Open standard-setting organizations (SSOs) have emerged as important coordination and diffusion mechanism for information and communication technologies. Standards define a set of technical specifications which are intended to provide a common interface design among modules in a technological architecture. Open standards are developed in an open, voluntary and consensus-based process and licensed to anybody at reasonable and non-discriminatory terms. Economic and managerial literature has begun to study cooperative standard-setting only recently.
Little is known about the value of IP contributions to open standards for technology providers. On the one hand, the open availability of essential licenses facilitates entry and increases competitive pressure. Standard-setting codifies frontier technological knowledge and provides laggard firms access to technical experts. On the other hand, entry stimulation provides mix-and-match opportunities to customers and installs the user base of the standardization approach which might be served with compatible products by technology providers.
Open SSOs require their members to disclose upfront standard-essential IPR and associated licensing intentions. They are not required to search their patent portfolios for specific patents which might be essential. We employ a market value approach in order to investigate the valuation of financial markets for disclosing IPR to open SSOs. Our sample consists of large established companies which have been publicly-traded in the U.S. from 1986 to 2005. Presample information shall control for unobserved firm heterogeneity. Citations prior to SSO disclosure shall control for the importance of disclosed patents.

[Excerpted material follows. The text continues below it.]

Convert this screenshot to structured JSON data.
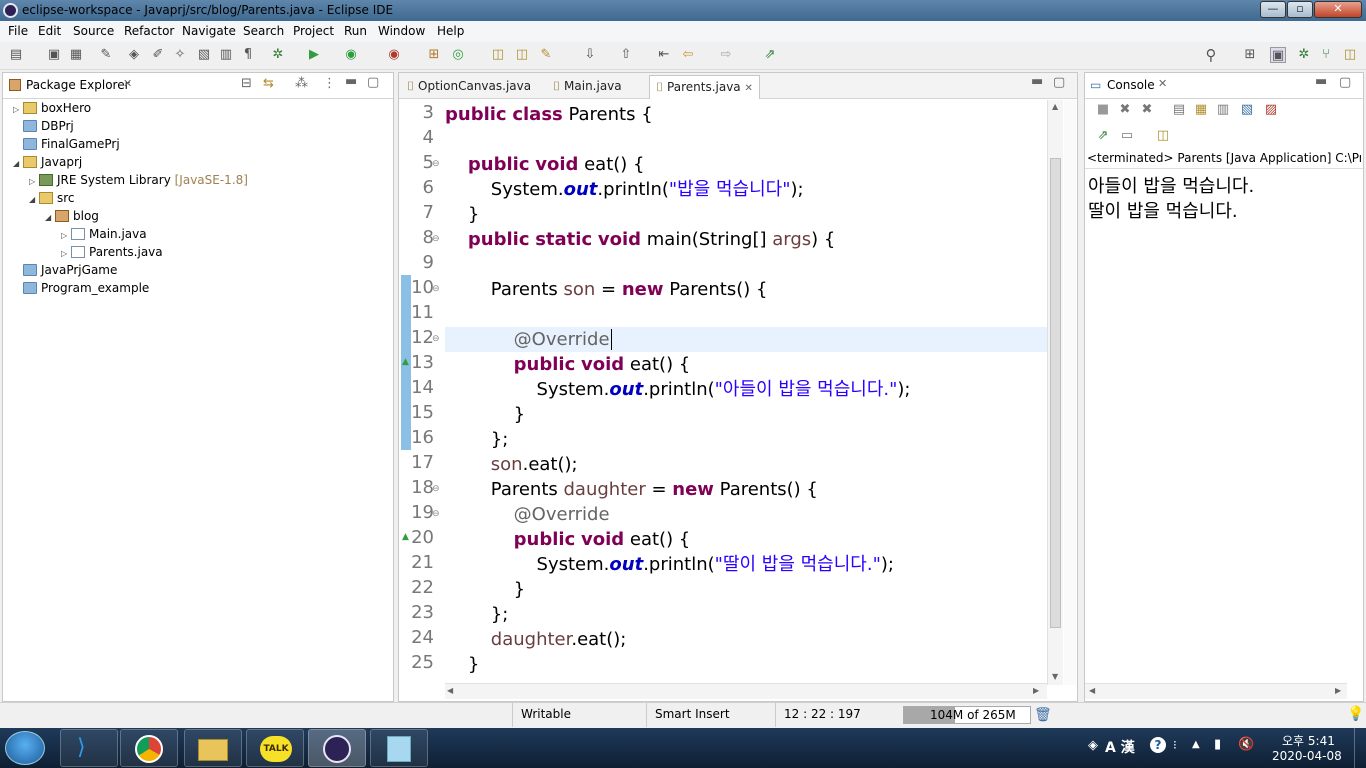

We find that disclosure of standard-relevant IP ownership is positively correlated with company valuation if associated patent rights are referred to explicitly. This suggests that product market advantages from standardized technology outweigh the loss of exclusivity from contributed IPR. Prior literature suggests that firms with low R&D intensity benefit additionally from access to SSO expertise. This is not supported by our evidence. Disclosure of standard-relevant IP ownership without referring to a patent is negatively correlated with company valuation for firms with low R&D intensities. Hence, patents appear to signal the quality of technology contributions from firms with low R&D intensity.
Hussinger, Katrin and Franz Schwiebacher (2013), The Value of Disclosing IPR to Open Standard Setting Organizations, ZEW Discussion Paper No. 13-060, Mannheim, published in: Industry & Innovation. Download